According to research, you should take your shower between 30 and 60 minutes before bedtime to allow time for this cooling effect to happen.
The Egyptian Method has become the latest bed cooling craze on the internet and is a low tech way to keep cool at night naturally.
According to its fans, the Egyptian Method is a traditional way to stay cool at high in hot weather.
It is extremely simple to do; mainly, you run a blanket or towel under the cold tap and sleep underneath it.
According to many people who have tried it, the experience is a strange one. The weight of the wet material is hefty, and it creates a clammy sensation that is very disturbing and uncomfortable.
The Egyptian Method does not have a good success rate, and after sticking it out for around half an hour, many people appear to have just given up!
How to Keep Your Room Cool - Even If You Don't Have Air Conditioning.
Cooling down your room may seem impossible if you don't have air conditioning. But there are some simple tricks you can do, which may help.
- Keep The Windows Open At Night.
- Turn Off Lights, Electrical Equipment And Computers
- Keep The Windows Closed And The Curtains Pulled Throughout The Day
- Use A Fan
- Hang A Wet Sheet Over Your Window.
- Avoid Using The Oven
- Give Up And Go Downstairs To Sleep!
Leave your windows open at night, so you can benefit from any cross breeze and get some cool night air into your room
If bugs or creepy crawlies are an issue, consider fixing a net to the open windows or simply pull the curtains or shutters and ensure your lights are off. That way, any bugs moths or mosquitoes will not be attracted to the light.
Keeping the lights off will also make your room feel cooler.
Light bulbs give off heat so if you are running a lot of lighting in your room, switching some of these off will make your room feel cooler.
Switching to LED bulbs will also reduce the temperature as well as decrease output and electricity bills.
Computer screens and laptops can also add to heat so switch them off once you have finished using them.
We all know that devices such as iPhones and tablets are not conducive to getting a good night's sleep. These may not make you feel hotter, but you will certainly sleep better if you turn them off.
Your room will feel much cooler at night if you keep the windows closed and the curtains pulled throughout the day.
Doing this will prevent the hot air from entering as well as shade your room from the sun.

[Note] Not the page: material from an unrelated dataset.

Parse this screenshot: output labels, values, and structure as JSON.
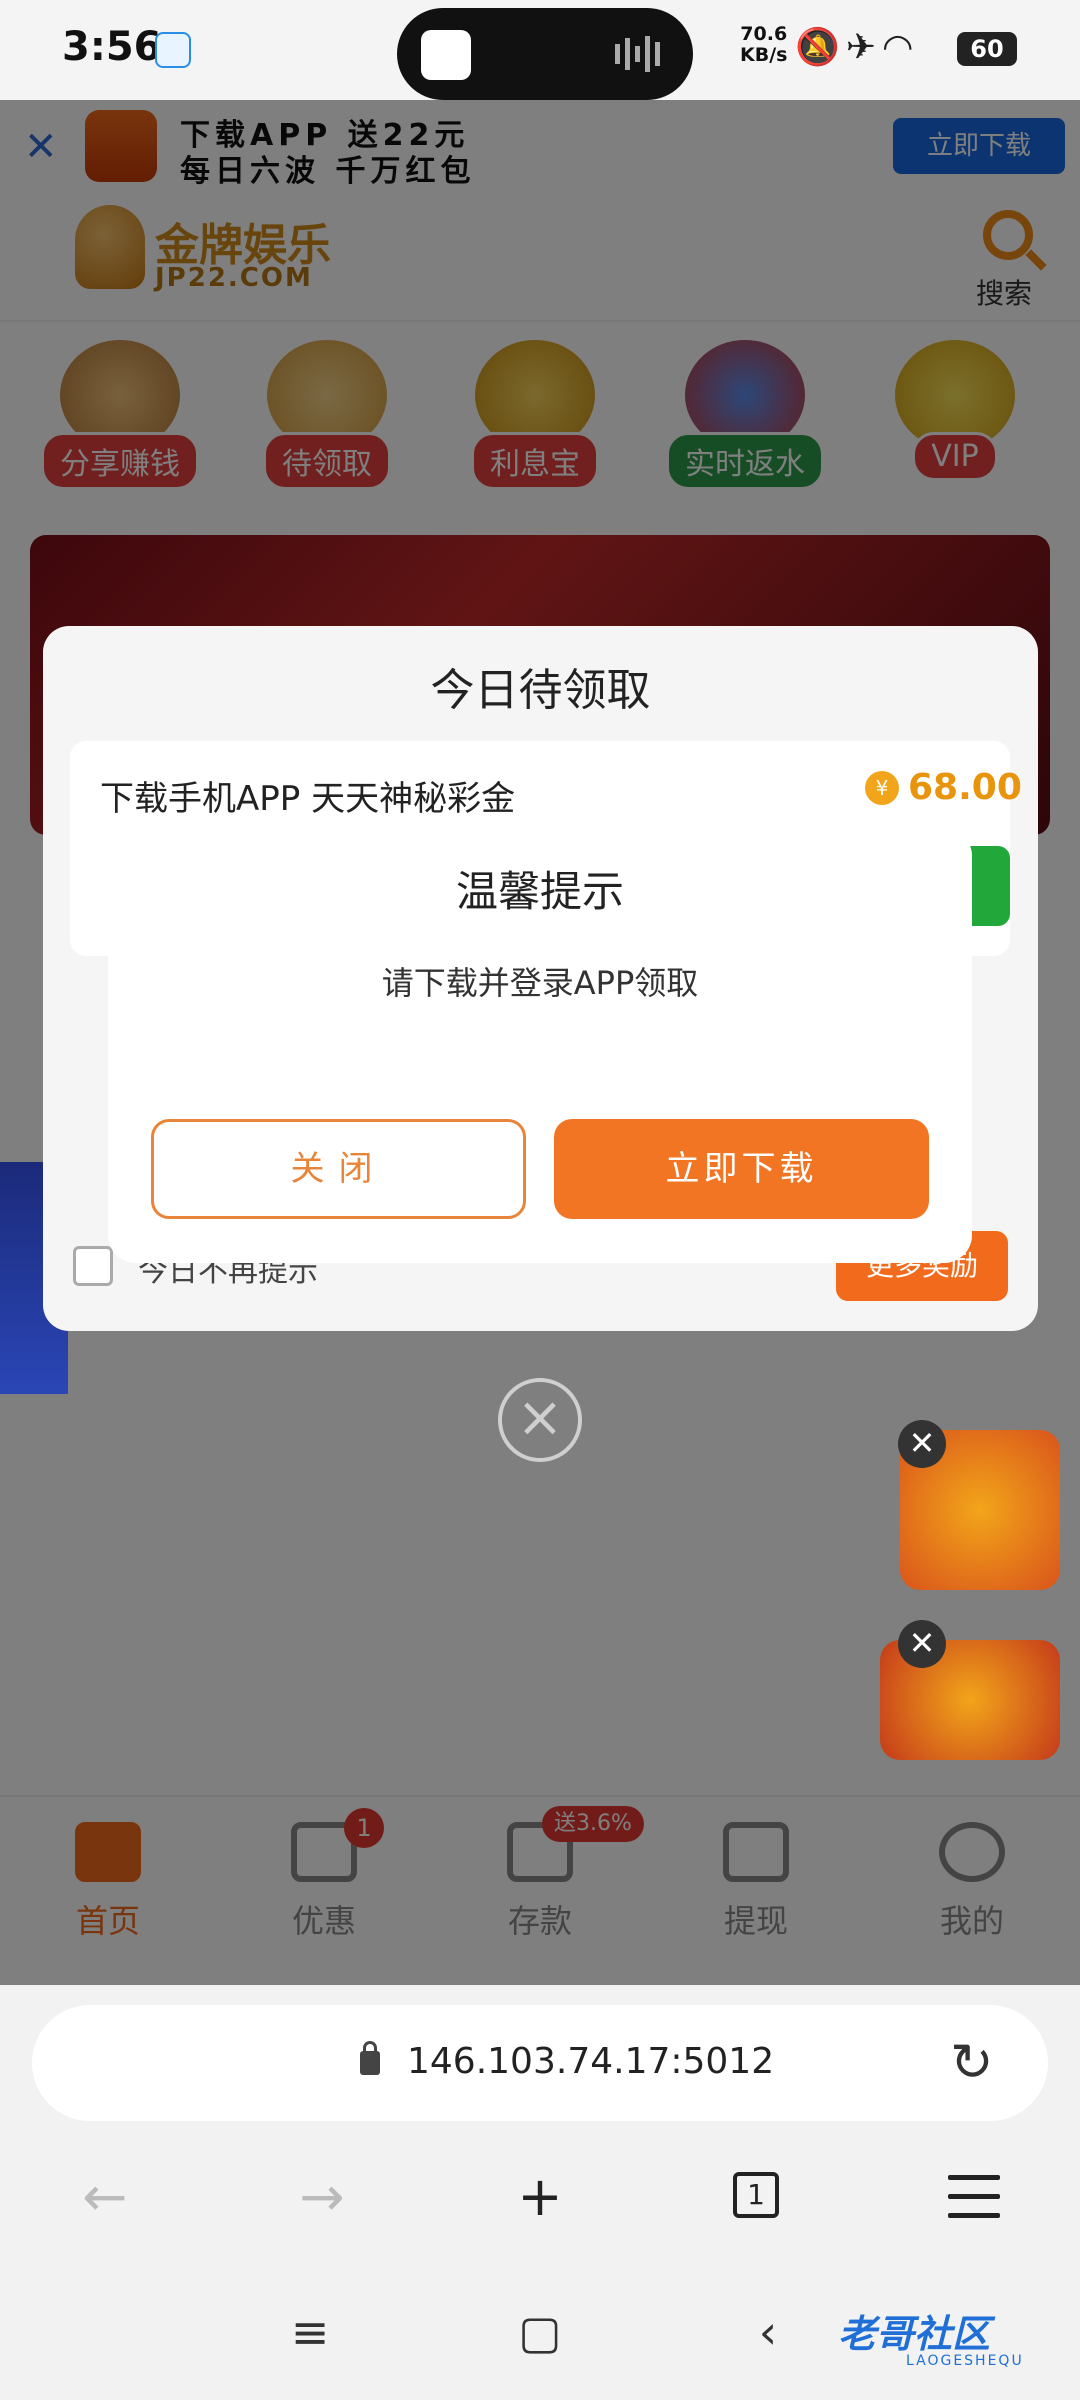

This is common practice in hot countries and with the increase in climate temperature; it is something that most of us should be doing throughout the hot summer.
A fan can be a great ally in cooling down a room, and you can increase its cooling powers with some simple tricks so that it does more than just push the warm air around.

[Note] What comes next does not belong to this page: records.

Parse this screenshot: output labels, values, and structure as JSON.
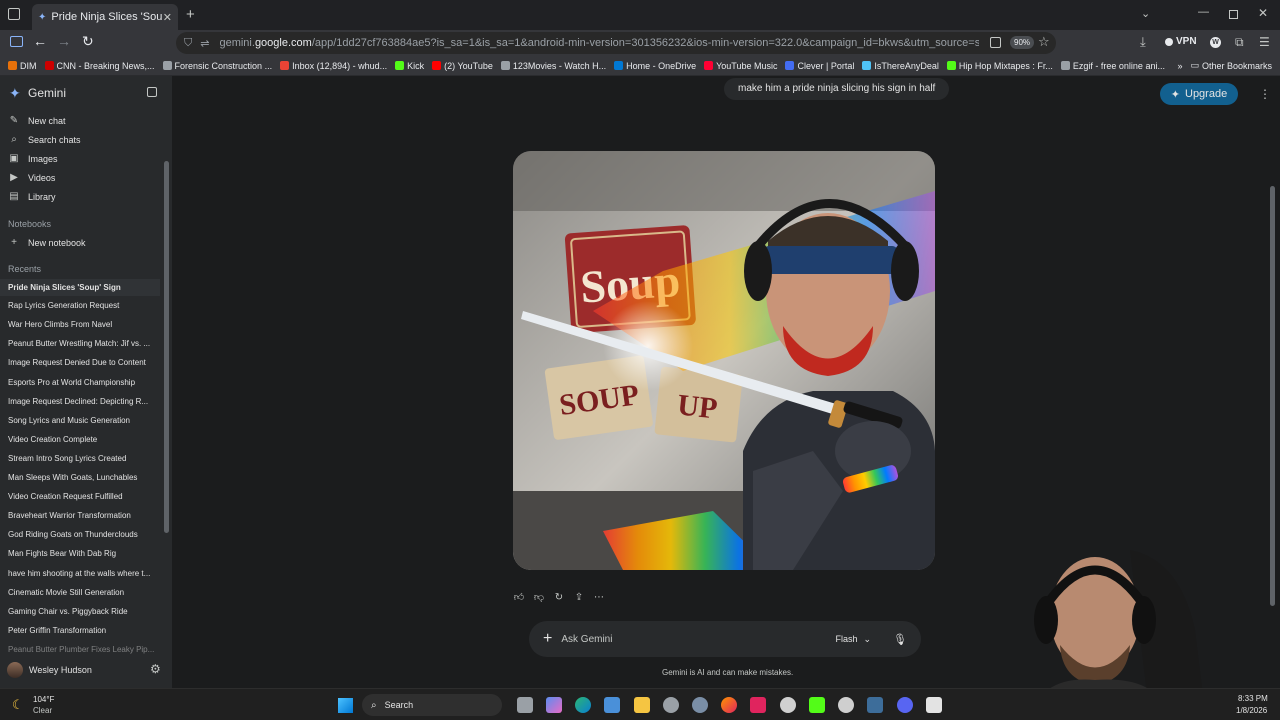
{
  "browser": {
    "tab_title": "Pride Ninja Slices 'Soup' Sign - G",
    "url_prefix": "gemini.",
    "url_host": "google.com",
    "url_rest": "/app/1dd27cf763884ae5?is_sa=1&is_sa=1&android-min-version=301356232&ios-min-version=322.0&campaign_id=bkws&utm_source=sem&utm_medium=paid-med",
    "zoom": "90%",
    "vpn_label": "VPN",
    "bookmarks": [
      {
        "label": "DIM",
        "color": "#e8710a"
      },
      {
        "label": "CNN - Breaking News,...",
        "color": "#cc0000"
      },
      {
        "label": "Forensic Construction ...",
        "color": "#9aa0a6"
      },
      {
        "label": "Inbox (12,894) - whud...",
        "color": "#ea4335"
      },
      {
        "label": "Kick",
        "color": "#53fc18"
      },
      {
        "label": "(2) YouTube",
        "color": "#ff0000"
      },
      {
        "label": "123Movies - Watch H...",
        "color": "#9aa0a6"
      },
      {
        "label": "Home - OneDrive",
        "color": "#0078d4"
      },
      {
        "label": "YouTube Music",
        "color": "#ff0033"
      },
      {
        "label": "Clever | Portal",
        "color": "#436cf2"
      },
      {
        "label": "IsThereAnyDeal",
        "color": "#4fc3f7"
      },
      {
        "label": "Hip Hop Mixtapes : Fr...",
        "color": "#53fc18"
      },
      {
        "label": "Ezgif - free online ani...",
        "color": "#9aa0a6"
      }
    ],
    "other_bookmarks": "Other Bookmarks"
  },
  "sidebar": {
    "title": "Gemini",
    "nav": [
      {
        "label": "New chat",
        "icon": "edit-icon"
      },
      {
        "label": "Search chats",
        "icon": "search-icon"
      },
      {
        "label": "Images",
        "icon": "image-icon"
      },
      {
        "label": "Videos",
        "icon": "video-icon"
      },
      {
        "label": "Library",
        "icon": "library-icon"
      }
    ],
    "notebooks_heading": "Notebooks",
    "new_notebook": "New notebook",
    "recents_heading": "Recents",
    "recents": [
      "Pride Ninja Slices 'Soup' Sign",
      "Rap Lyrics Generation Request",
      "War Hero Climbs From Navel",
      "Peanut Butter Wrestling Match: Jif vs. ...",
      "Image Request Denied Due to Content",
      "Esports Pro at World Championship",
      "Image Request Declined: Depicting R...",
      "Song Lyrics and Music Generation",
      "Video Creation Complete",
      "Stream Intro Song Lyrics Created",
      "Man Sleeps With Goats, Lunchables",
      "Video Creation Request Fulfilled",
      "Braveheart Warrior Transformation",
      "God Riding Goats on Thunderclouds",
      "Man Fights Bear With Dab Rig",
      "have him shooting at the walls where t...",
      "Cinematic Movie Still Generation",
      "Gaming Chair vs. Piggyback Ride",
      "Peter Griffin Transformation",
      "Peanut Butter Plumber Fixes Leaky Pip..."
    ],
    "user_name": "Wesley Hudson"
  },
  "main": {
    "user_prompt": "make him a pride ninja slicing his sign in half",
    "upgrade_label": "Upgrade",
    "image_sign_top": "Soup",
    "image_sign_left": "SOUP",
    "image_sign_right": "UP",
    "ask_placeholder": "Ask Gemini",
    "model_label": "Flash",
    "disclaimer": "Gemini is AI and can make mistakes."
  },
  "taskbar": {
    "weather_temp": "104°F",
    "weather_desc": "Clear",
    "search_label": "Search",
    "time": "8:33 PM",
    "date": "1/8/2026"
  }
}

If you position a fan by the open window and another further inside the room, it will help push the cold air around, keeping you cooler in the cross breeze.

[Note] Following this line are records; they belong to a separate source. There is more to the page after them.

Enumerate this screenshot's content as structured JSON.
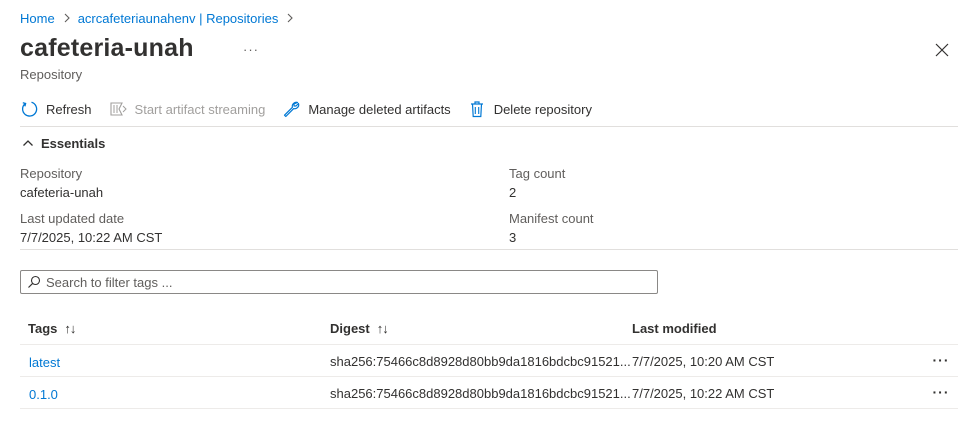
{
  "breadcrumb": {
    "items": [
      {
        "label": "Home"
      },
      {
        "label": "acrcafeteriaunahenv | Repositories"
      }
    ]
  },
  "header": {
    "title": "cafeteria-unah",
    "more": "···",
    "subtitle": "Repository",
    "close_icon": "close-icon"
  },
  "toolbar": {
    "refresh": {
      "label": "Refresh",
      "icon": "refresh-icon"
    },
    "start_streaming": {
      "label": "Start artifact streaming",
      "icon": "streaming-icon",
      "disabled": true
    },
    "manage_deleted": {
      "label": "Manage deleted artifacts",
      "icon": "wrench-icon"
    },
    "delete_repository": {
      "label": "Delete repository",
      "icon": "trash-icon"
    }
  },
  "essentials": {
    "title": "Essentials",
    "repository_label": "Repository",
    "repository_value": "cafeteria-unah",
    "last_updated_label": "Last updated date",
    "last_updated_value": "7/7/2025, 10:22 AM CST",
    "tag_count_label": "Tag count",
    "tag_count_value": "2",
    "manifest_count_label": "Manifest count",
    "manifest_count_value": "3"
  },
  "search": {
    "placeholder": "Search to filter tags ...",
    "value": ""
  },
  "table": {
    "columns": {
      "tags": "Tags",
      "digest": "Digest",
      "last_modified": "Last modified"
    },
    "sort_glyph": "↑↓",
    "rows": [
      {
        "tag": "latest",
        "digest": "sha256:75466c8d8928d80bb9da1816bdcbc91521...",
        "last_modified": "7/7/2025, 10:20 AM CST",
        "more": "···"
      },
      {
        "tag": "0.1.0",
        "digest": "sha256:75466c8d8928d80bb9da1816bdcbc91521...",
        "last_modified": "7/7/2025, 10:22 AM CST",
        "more": "···"
      }
    ]
  },
  "colors": {
    "accent": "#0078d4",
    "text": "#323130",
    "muted": "#605e5c",
    "disabled": "#a19f9d",
    "divider": "#e1dfdd"
  }
}
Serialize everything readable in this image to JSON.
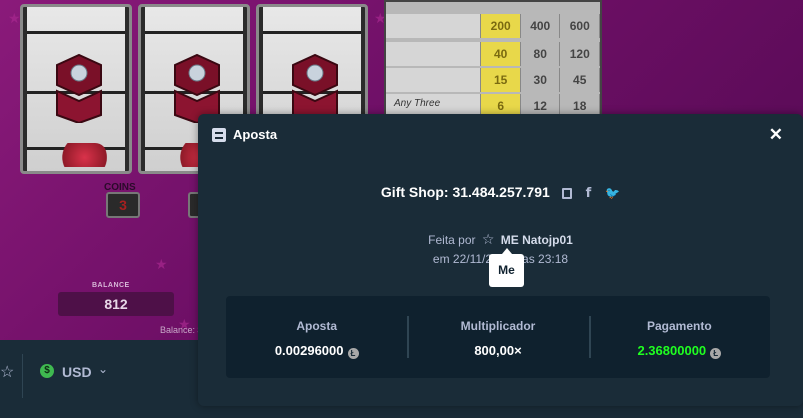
{
  "game_bg": {
    "reel_count": 3,
    "paytable": [
      {
        "symbol": "gift-icon",
        "text": "",
        "values": [
          "200",
          "400",
          "600"
        ]
      },
      {
        "symbol": "teddy-icon",
        "text": "",
        "values": [
          "40",
          "80",
          "120"
        ]
      },
      {
        "symbol": "rose-icon",
        "text": "",
        "values": [
          "15",
          "30",
          "45"
        ]
      },
      {
        "symbol": "any-three",
        "text": "Any Three",
        "values": [
          "6",
          "12",
          "18"
        ]
      }
    ],
    "coins_label": "COINS",
    "coins_value": "3",
    "balance_label": "BALANCE",
    "balance_value": "812",
    "balance_small": "Balance: $"
  },
  "footer": {
    "currency": "USD"
  },
  "modal": {
    "title": "Aposta",
    "game_name": "Gift Shop:",
    "bet_id": "31.484.257.791",
    "placed_by": "Feita por",
    "user_prefix": "ME",
    "username": "Natojp01",
    "date_prefix": "em 22/11/2",
    "date_suffix": "as 23:18",
    "tooltip": "Me",
    "stats": [
      {
        "label": "Aposta",
        "value": "0.00296000",
        "coin": true,
        "green": false
      },
      {
        "label": "Multiplicador",
        "value": "800,00×",
        "coin": false,
        "green": false
      },
      {
        "label": "Pagamento",
        "value": "2.36800000",
        "coin": true,
        "green": true
      }
    ]
  },
  "colors": {
    "accent_green": "#1fff20",
    "modal_bg": "#1a2c38",
    "stats_bg": "#0f212e"
  }
}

Another fan trick is to place a bowl of cool water or some ice cubes in front of the fan so that it generates cold air rather than just moving warm air around.
Hanging a wet sheet in front of your open window will cool down the exterior air entering your room, making it feel much colder.
The moisture cools down the air so provides a refreshing cooling temperature.
This may seem like low tech air conditioning, but it does work.
You are unlikely to be cooking in your bedroom, but minimizing the use of your oven in your kitchen will undoubtedly reduce the risk of overheating your home and will keep it feeling generally cooler.
Running the oven in hot weather adds to the ambient temperature of your house so is certainly something to be avoided in a heatwave.
We recommend a diet of salads and cold plates rather than hot roast dinners and spicy casseroles.
If you just can't cool down your room to a comfortable temperature, getting your bed lower may help cool you down instead.
Heat rises, so if you live in a house, sleeping downstairs may help reduce the temperature.
If you do not have this option, putting your mattress on the floor may also help.
It might be basic, but if you have struggled with hanging up sheets or using a fan without any improvement, sleeping lower down may provide a temporary cooling solution.